* **What is required**:
Set the pictures aside and return each record below precisely as written.

Start of Block

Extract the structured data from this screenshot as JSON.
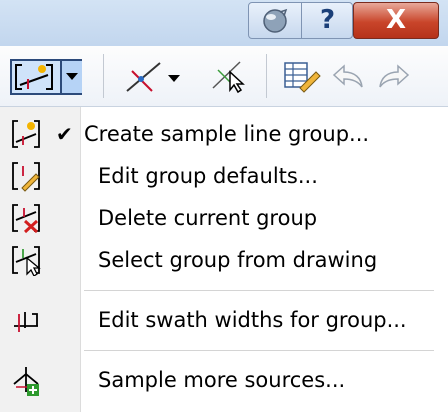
{
  "title_bar": {
    "help_label": "?",
    "close_label": "X"
  },
  "toolbar": {
    "sample_line_tools": "sample-lines-icon",
    "alignment_tool": "alignment-icon",
    "select_tool": "select-alignment-icon",
    "properties_tool": "properties-icon",
    "undo": "undo-icon",
    "redo": "redo-icon"
  },
  "menu": {
    "items": [
      {
        "label": "Create sample line group...",
        "checked": true,
        "icon": "create-group-icon"
      },
      {
        "label": "Edit group defaults...",
        "checked": false,
        "icon": "edit-group-defaults-icon"
      },
      {
        "label": "Delete current group",
        "checked": false,
        "icon": "delete-group-icon"
      },
      {
        "label": "Select group from drawing",
        "checked": false,
        "icon": "select-group-icon"
      },
      {
        "label": "Edit swath widths for group...",
        "checked": false,
        "icon": "swath-widths-icon"
      },
      {
        "label": "Sample more sources...",
        "checked": false,
        "icon": "sample-sources-icon"
      }
    ],
    "check_glyph": "✔"
  },
  "colors": {
    "titlebar": "#c8daf0",
    "close_button": "#c9452a",
    "menu_gutter": "#f1f1f1"
  }
}
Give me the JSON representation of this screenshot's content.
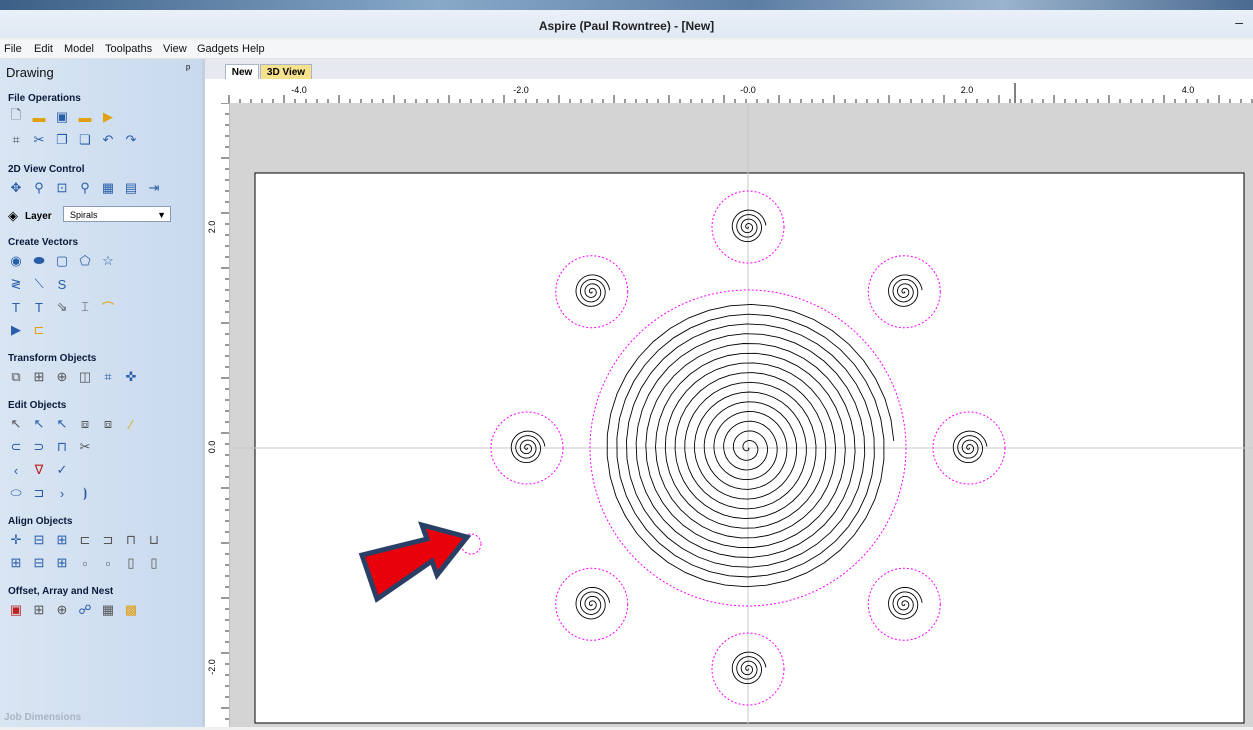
{
  "window": {
    "title": "Aspire (Paul Rowntree) - [New]",
    "minimize_glyph": "–"
  },
  "menu": [
    "File",
    "Edit",
    "Model",
    "Toolpaths",
    "View",
    "Gadgets",
    "Help"
  ],
  "sidebar": {
    "title": "Drawing",
    "pin_glyph": "ᵖ",
    "sections": {
      "file_operations": "File Operations",
      "view_control": "2D View Control",
      "create_vectors": "Create Vectors",
      "transform_objects": "Transform Objects",
      "edit_objects": "Edit Objects",
      "align_objects": "Align Objects",
      "offset_array_nest": "Offset, Array and Nest"
    },
    "layer": {
      "label": "Layer",
      "value": "Spirals"
    },
    "job_dimensions": "Job Dimensions"
  },
  "tabs": [
    {
      "label": "New",
      "active": true
    },
    {
      "label": "3D View",
      "active": false
    }
  ],
  "ruler": {
    "top_labels": [
      "-4.0",
      "-2.0",
      "-0.0",
      "2.0",
      "4.0"
    ],
    "left_labels": [
      "2.0",
      "0.0",
      "-2.0"
    ]
  },
  "colors": {
    "selection": "#ff00ff",
    "arrow": "#e8000b",
    "arrow_outline": "#2a3f66",
    "sidebar": "#d3e1f1"
  },
  "icons": [
    "new-file-icon",
    "open-folder-icon",
    "save-icon",
    "save-as-icon",
    "import-icon",
    "select-all-icon",
    "cut-icon",
    "copy-icon",
    "paste-icon",
    "undo-icon",
    "redo-icon",
    "pan-icon",
    "zoom-icon",
    "zoom-fit-icon",
    "zoom-box-icon",
    "layer-icon",
    "circle-icon",
    "ellipse-icon",
    "rectangle-icon",
    "polygon-icon",
    "star-icon",
    "text-icon",
    "arrow-icon"
  ]
}
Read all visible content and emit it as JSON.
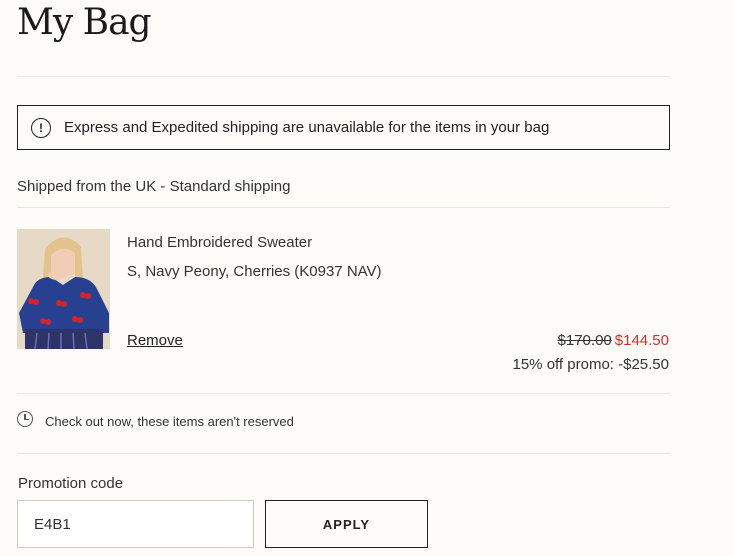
{
  "header": {
    "title": "My Bag"
  },
  "alert": {
    "icon": "exclamation-circle-icon",
    "text": "Express and Expedited shipping are unavailable for the items in your bag"
  },
  "shipping": {
    "label": "Shipped from the UK - Standard shipping"
  },
  "item": {
    "name": "Hand Embroidered Sweater",
    "variant": "S, Navy Peony, Cherries (K0937 NAV)",
    "remove_label": "Remove",
    "original_price": "$170.00",
    "sale_price": "$144.50",
    "promo_text": "15% off promo: -$25.50"
  },
  "reservation": {
    "icon": "clock-icon",
    "text": "Check out now, these items aren't reserved"
  },
  "promotion": {
    "label": "Promotion code",
    "input_value": "E4B1",
    "apply_label": "APPLY"
  },
  "colors": {
    "background": "#fdfcf9",
    "sale_red": "#c8342c",
    "text": "#222222"
  }
}
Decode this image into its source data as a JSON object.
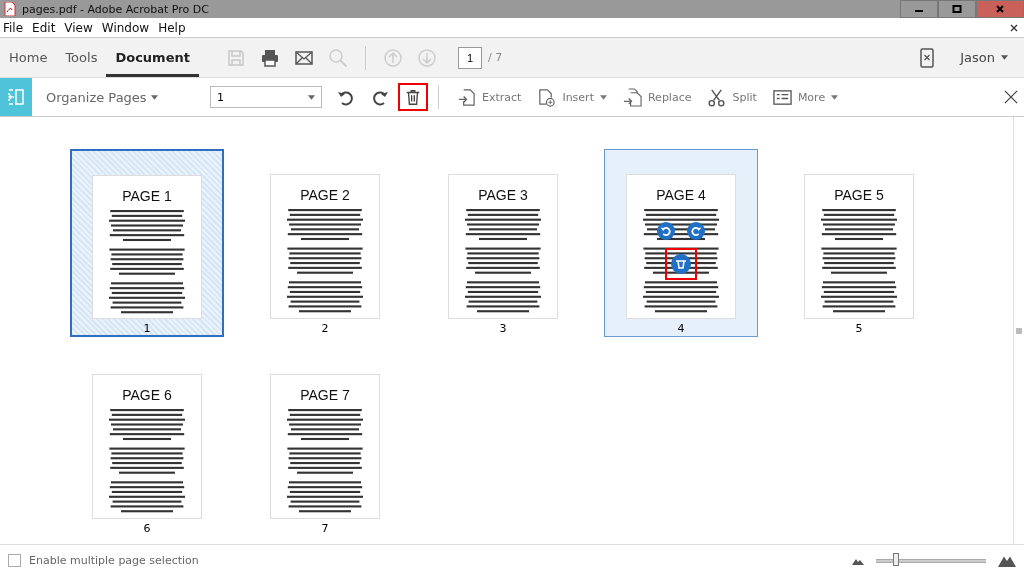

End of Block

* **Written answer**:
Extract the structured data from this screenshot as JSON.
{
  "title_bar": {
    "help_label": "?",
    "close_label": "X"
  },
  "toolbar": {
    "sample_line_tools": "sample-lines-icon",
    "alignment_tool": "alignment-icon",
    "select_tool": "select-alignment-icon",
    "properties_tool": "properties-icon",
    "undo": "undo-icon",
    "redo": "redo-icon"
  },
  "menu": {
    "items": [
      {
        "label": "Create sample line group...",
        "checked": true,
        "icon": "create-group-icon"
      },
      {
        "label": "Edit group defaults...",
        "checked": false,
        "icon": "edit-group-defaults-icon"
      },
      {
        "label": "Delete current group",
        "checked": false,
        "icon": "delete-group-icon"
      },
      {
        "label": "Select group from drawing",
        "checked": false,
        "icon": "select-group-icon"
      },
      {
        "label": "Edit swath widths for group...",
        "checked": false,
        "icon": "swath-widths-icon"
      },
      {
        "label": "Sample more sources...",
        "checked": false,
        "icon": "sample-sources-icon"
      }
    ],
    "check_glyph": "✔"
  },
  "colors": {
    "titlebar": "#c8daf0",
    "close_button": "#c9452a",
    "menu_gutter": "#f1f1f1"
  }
}
Give me the JSON representation of this screenshot's content.
{
  "window": {
    "title": "Aspire (Paul Rowntree) - [New]",
    "minimize_glyph": "–"
  },
  "menu": [
    "File",
    "Edit",
    "Model",
    "Toolpaths",
    "View",
    "Gadgets",
    "Help"
  ],
  "sidebar": {
    "title": "Drawing",
    "pin_glyph": "ᵖ",
    "sections": {
      "file_operations": "File Operations",
      "view_control": "2D View Control",
      "create_vectors": "Create Vectors",
      "transform_objects": "Transform Objects",
      "edit_objects": "Edit Objects",
      "align_objects": "Align Objects",
      "offset_array_nest": "Offset, Array and Nest"
    },
    "layer": {
      "label": "Layer",
      "value": "Spirals"
    },
    "job_dimensions": "Job Dimensions"
  },
  "tabs": [
    {
      "label": "New",
      "active": true
    },
    {
      "label": "3D View",
      "active": false
    }
  ],
  "ruler": {
    "top_labels": [
      "-4.0",
      "-2.0",
      "-0.0",
      "2.0",
      "4.0"
    ],
    "left_labels": [
      "2.0",
      "0.0",
      "-2.0"
    ]
  },
  "colors": {
    "selection": "#ff00ff",
    "arrow": "#e8000b",
    "arrow_outline": "#2a3f66",
    "sidebar": "#d3e1f1"
  },
  "icons": [
    "new-file-icon",
    "open-folder-icon",
    "save-icon",
    "save-as-icon",
    "import-icon",
    "select-all-icon",
    "cut-icon",
    "copy-icon",
    "paste-icon",
    "undo-icon",
    "redo-icon",
    "pan-icon",
    "zoom-icon",
    "zoom-fit-icon",
    "zoom-box-icon",
    "layer-icon",
    "circle-icon",
    "ellipse-icon",
    "rectangle-icon",
    "polygon-icon",
    "star-icon",
    "text-icon",
    "arrow-icon"
  ]
}
Read all visible content and emit it as JSON.
{
  "header": {
    "title": "My Bag"
  },
  "alert": {
    "icon": "exclamation-circle-icon",
    "text": "Express and Expedited shipping are unavailable for the items in your bag"
  },
  "shipping": {
    "label": "Shipped from the UK - Standard shipping"
  },
  "item": {
    "name": "Hand Embroidered Sweater",
    "variant": "S, Navy Peony, Cherries (K0937 NAV)",
    "remove_label": "Remove",
    "original_price": "$170.00",
    "sale_price": "$144.50",
    "promo_text": "15% off promo: -$25.50"
  },
  "reservation": {
    "icon": "clock-icon",
    "text": "Check out now, these items aren't reserved"
  },
  "promotion": {
    "label": "Promotion code",
    "input_value": "E4B1",
    "apply_label": "APPLY"
  },
  "colors": {
    "background": "#fdfcf9",
    "sale_red": "#c8342c",
    "text": "#222222"
  }
}
Decode this image into its source data as a JSON object.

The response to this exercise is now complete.